· Healthy communication, healthy conflict, healthy business: The family owners of the world’s largest family businesses report they care deeply about one another (81%). Participants in our survey report that 90% have regular family or shareholder meetings to discuss business issues, 70% have regular family meetings to discuss family issues and 64% have family councils that meet regularly.
· From our family to yours: family business branding builds trust:The world’s largest family businesses are proud of their companies and their families — 76% report they refer to themselves as family businesses in their advertising, websites, social media, press releases and other promotional materials.
· Sustainability: leveraging family legacy to build a better future: Survey participants value and implement corporate social responsibility (CSR) and sustainability practices with more than 50% reporting a high commitment to CSR practices, and an impressive 81% engaging in philanthropy. In addition, 85% have codes of ethics, compared to only 57% of the world’s largest companies overall. Around the world, 47% of respondents have family foundations and 37% report that they will increase their philanthropic activities in 2015.
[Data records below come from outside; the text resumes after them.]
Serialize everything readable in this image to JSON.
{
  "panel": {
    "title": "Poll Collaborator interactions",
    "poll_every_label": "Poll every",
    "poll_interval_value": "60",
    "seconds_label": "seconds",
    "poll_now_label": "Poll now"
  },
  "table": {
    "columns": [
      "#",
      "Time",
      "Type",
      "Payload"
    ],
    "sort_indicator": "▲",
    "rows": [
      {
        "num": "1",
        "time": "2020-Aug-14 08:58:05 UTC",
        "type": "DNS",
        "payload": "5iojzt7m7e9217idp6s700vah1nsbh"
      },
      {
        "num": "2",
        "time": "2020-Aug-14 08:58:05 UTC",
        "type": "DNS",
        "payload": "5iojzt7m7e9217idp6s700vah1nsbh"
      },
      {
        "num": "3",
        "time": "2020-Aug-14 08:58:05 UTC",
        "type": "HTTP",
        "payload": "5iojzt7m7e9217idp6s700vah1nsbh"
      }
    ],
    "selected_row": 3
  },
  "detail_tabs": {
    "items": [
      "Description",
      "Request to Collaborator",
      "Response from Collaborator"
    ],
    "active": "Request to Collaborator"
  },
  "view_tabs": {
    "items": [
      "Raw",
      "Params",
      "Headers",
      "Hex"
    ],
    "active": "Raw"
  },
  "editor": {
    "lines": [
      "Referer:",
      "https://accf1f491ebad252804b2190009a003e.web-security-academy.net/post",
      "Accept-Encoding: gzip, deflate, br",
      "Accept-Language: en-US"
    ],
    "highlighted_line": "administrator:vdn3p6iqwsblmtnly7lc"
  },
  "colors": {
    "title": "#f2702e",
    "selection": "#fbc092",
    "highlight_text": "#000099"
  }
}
· The specter of cyber risk: Even with the near-constant news of breaches, leaks and billions of dollars in lost revenue due to cybersecurity lapses, the family businesses surveyed appear to be worryingly self-assured in their abilities to identify and respond to ever-evolving cyber threats. The majority (75%) say they are confident or very confident that their businesses are effectively addressing these risks. Most of the participants (83%) report they expect spending on cyber security to increase. Some family business leaders (25%) don’t know how cyber risks affect their businesses. Among those that are enlightened about cyber risk, 55% believe the risk is moderate to high.
Future insights on survey topics coming soon
EY will be releasing a series of in-depth explorations of the key topics covered by this survey. The future insights will delve more deeply into the data and will explore the differences of countries,regions and developed and emerging markets in each of the following topics:
• Women in leadership
• Communication and resolving conflicts
• Corporate social responsibility, philanthropy and sustainability
Kennesaw State University is the third-largest university in Georgia, offering more than 100 undergraduate, graduate and doctoral degrees. A member of the University System of Georgia, Kennesaw State is a comprehensive university with more than 32,000 students from 130 countries. In January 2015, Kennesaw State and Southern Polytechnic State University consolidated to create one of the 50 largest public universities in the country.Staying power: how do family businesses create lasting success?
A leader in innovative teaching and learning, Kennesaw State University offers more than 150 undergraduate, graduate and doctoral degrees to its approximately 41,000 students. With 11 colleges on two metro Atlanta campuses, Kennesaw State is a member of the University System of Georgia and the third-largest university in the state. The university’s vibrant campus culture, diverse population, strong global ties and entrepreneurial spirit draw students from throughout the region and from 92 countries across the globe. Kennesaw State is a Carnegie-designated doctoral research institution (R2), placing it among an elite group of only 6 percent of U.S. colleges and universities with an R1 or R2 status, and one of the 50 largest public institutions in the country. For more information, visit kennesaw.edu.